in hard times, sacrifice a prison not a school


From Education to Incarceration

By Andrae L. Bridges

According to the American Heritage College Dictionary/ two of the many definitions for Sacrifice are: 2a- Forfeiture of something highly valued for the sake of one considered to have a greater value or claim. 3a.

Relinquishment of something at less than its presumed value. Now whom might the victim(s) offered in this way be? Our children! What can have any greater value than our children? Apparently money! Please consider the following:

Due to budget woes some school districts here in Wisconsin are considering cutting extracurricular activities or closing a school or two all together. Milwaukee, Wisconsin has long since closed the doors to several of their public schools and have even consolidated some. There's now talk of four day school weeks. As it's said, "Sacrifices must be made." But when it comes to our children and their education, said sacrifices should never be an option. In the words of the late great Marvin Gaye: "What's goin' on?"

In short, prisons generate profit, schools don't. That's why teachers are fired and schools close, while correctional officers are hired and prisons expand. Future farmers of America have become future correctional officers of America. Our children become prisoners or today's livestock. It's nearly $30,000 to house one prisoner for a year. And that cost rises annually. Why? Living conditions for prisoners don't improve. So where is all that money going? I would know first hand how a prisoner lives because I've been incarcerated for IS years now. Yes, I too was sacrificed. But under the guise of "Get tough on crime." Now it's called, a recession or budget crisis.

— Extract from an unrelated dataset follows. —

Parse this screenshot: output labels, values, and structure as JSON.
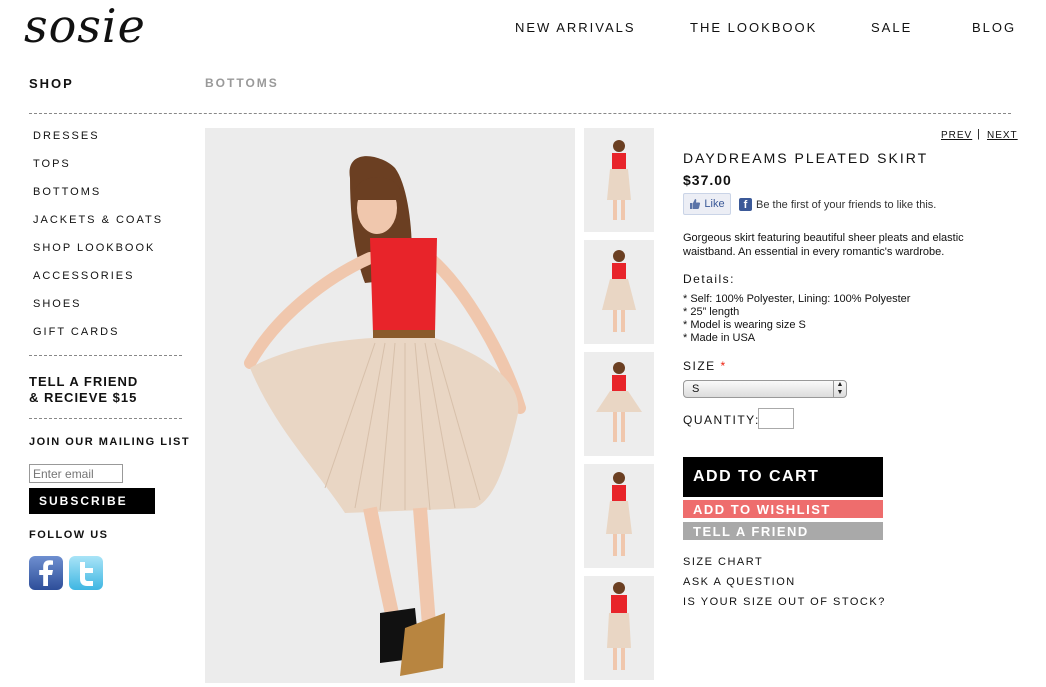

Six days after my 16th birthday I was arrested, charged with First Degree Intentional Homicide—Party to a Crime, waived as an adult and subsequently sentenced to life in prison without the possibility of parole until the year 2037. I'll be 61 years old before I'm even considered for release. I make no excuses for my childhood transgressions and the devastating effects they had on the community.

Here's the thing: I am no longer the self-destructive, misguided, angry child I was 18 years ago. Yet, due to over-sentencing practices I basically have to spend the rest of my life here. What state would discard its youth as if we aren't salvageable?

Teachers are fired and schools are closed for the same reason I must remain in prison after having proved I'm 100% rehabilitated and ready to effect change throughout the communities I once tormented; for monetary gain—period. If you take the $30/000 it cost to annually house one inmate and multiply that by the 27 years I have left before I see the parole board, you get $810,000. Now multiply that by say 10 more rehabilitated/ one time juvenile offenders (there's hundreds more). With that alone you get more than enough money to build a school and hire top notch teachers. What gives? Why not sacrifice a prison, a few prisoners, and save our schools and children? In considering everything stated here, please ponder: "No child left behind!" Choose schools not prisons and education over incarceration!

* To read about my tragic childhood and other writings/ please log on to: or

No comments:

Post a Comment